I've heard it said that if you read a book on a topic, then you know more than the vast majority of people. And if you read two books on a subject, then you're an expert, because one of those books might contain a nugget of information that even an expert in the field has not heard before. By that standard, Bill Erickson is certainly an expert in green building and water conservation.
C.J. Erickson Plumbing, Alsip, Ill, led by Bill Erickson, chairman, his son Matt, CEO, and President and COO Jim Smith, is our Mechanical Contractor of the Year. Erickson was selected based on the firm's commitment to the green building movement. There are contractors that are bigger and greener, but Erickson, we believe presents a model that other contractors can follow.
The company's commitment to sustainable building starts will Bill, and the expert has a number of books that he can recommend.
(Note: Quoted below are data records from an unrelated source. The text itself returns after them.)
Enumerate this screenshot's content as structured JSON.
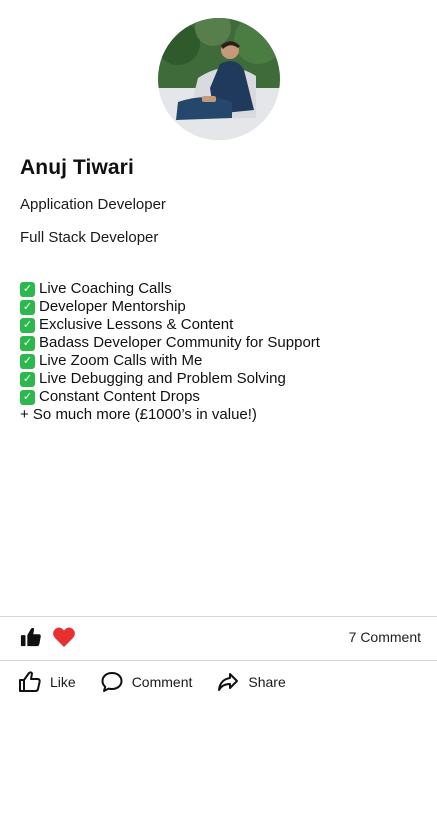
{
  "profile": {
    "name": "Anuj Tiwari",
    "roles": [
      "Application Developer",
      "Full Stack Developer"
    ]
  },
  "features": [
    "Live Coaching Calls",
    "Developer Mentorship",
    "Exclusive Lessons & Content",
    "Badass Developer Community for Support",
    "Live Zoom Calls with Me",
    "Live Debugging and Problem Solving",
    "Constant Content Drops"
  ],
  "features_extra": "+ So much more (£1000’s in value!)",
  "reactions": {
    "icons": [
      "thumbs-up-icon",
      "heart-icon"
    ],
    "heart_color": "#e8302f",
    "comment_count": "7 Comment"
  },
  "actions": {
    "like_label": "Like",
    "comment_label": "Comment",
    "share_label": "Share"
  },
  "colors": {
    "check_green": "#2db84d",
    "divider": "#d6d6d6"
  }
}
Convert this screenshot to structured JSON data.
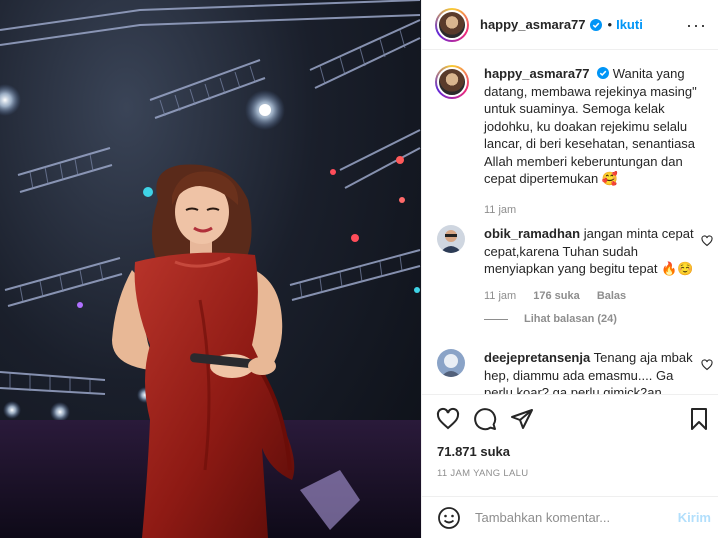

The first is “The Great Lakes Water Wars” by former Newsweek correspondent Peter Annin. Annin's interest in the diversion of water from the Great Lakes started in 1998 when a Canadian company floated the idea (pun intended) of shipping tanker-loads of water to China. Annin explores the possibility that huge quantities of Great Lakes water could be sent elsewhere, an idea that's not far fetched since Las Vegas seems to think that water flows uphill toward the money. The water is already be exported by the bottle-full. Nestle is pumping 216,000 gallons per day from Michigan's Newaygo County that it is packaging as Ice Mountain. As an example of water mismanagement and proof that it's possible to pump a large body of water dry, Annin uses Central Asia's Aral Sea that has lost 90% of its surface area and 75% of its volume since 1960.
A second book is “Green to Gold” by Daniel C. Esty and Andrew S. Winston, both from Yale. Esty, by the way, was a keynote speaker at this fall's meeting of the Plumbing Manufacturers Institute, perhaps on the strength of the book's subtitle: “How Smart Companies Use Environmental Strategy to Innovate, Create Value, and Build Competitive Advantage.” The details how green-oriented companies make more money, such as Wal-Mart, which is in the middle of greening its stores, and General Electric, which has decided to become a green company and sold off the divisions, such as Plastics, which didn't contribute to that vision. Reviewers have noted that Green to Gold is pro-business and, hands down, the best primer for top management.
A book that I can personally recommend is “Green Buildings A to Z” by Jerry Yudelson, PE, Yudelson Associates, Tucson, Ariz. Yudelson provides a handy encyclopedia of green building terms in 193 pages so that people in the business can have a common understanding of what's being talked about. The section on low-flush toilets, for example, talks about how dual-flush toilets are mandatory in Australia and about how, in the author's experience, they work just fine. He also puts in a plug for radiant heating and cooling being more energy efficient than forced air. Some of the material in is basic stuff, such as what is the U.S. Green Building Council. Other sections are more esoteric, such as Vastu Shastra, an Indian approach to building similar to Feng Shui.
Bill Erickson's proclivity to do his homework has gotten him to where he is today. It's rubbed off on son Matt. And Matt's enthusiasm for the green movement led to Project Manager Dan Whitehead getting his LEED-AP accreditation.
Bill can be proud of what he has imbued in Matt, since it will be up to Matt to take C.J. Erickson to a higher and, we hope, greener level. Matt has responded by greening his own house and buying a hybrid SUV. He's greening the company by installing a waterless urinal and planning on using wind power for electricity for a storage building. He's sending his “daily dose of green” to the staff, information about the green movement, and the company is training its journeymen in new technologies.
C.J. Erickson provides a model that shows other contractors how they can take their initial steps into the green movement.
Hats off to Bill for getting the ball rolling a decade ago and for his unbridled enthusiasm for water conservation and the sustainable building movement.
It all starts with doing your homework. So, ladies and gentlemen, start your reading. Bill Erickson's proclivity to do his homework has gotten him to where he is today.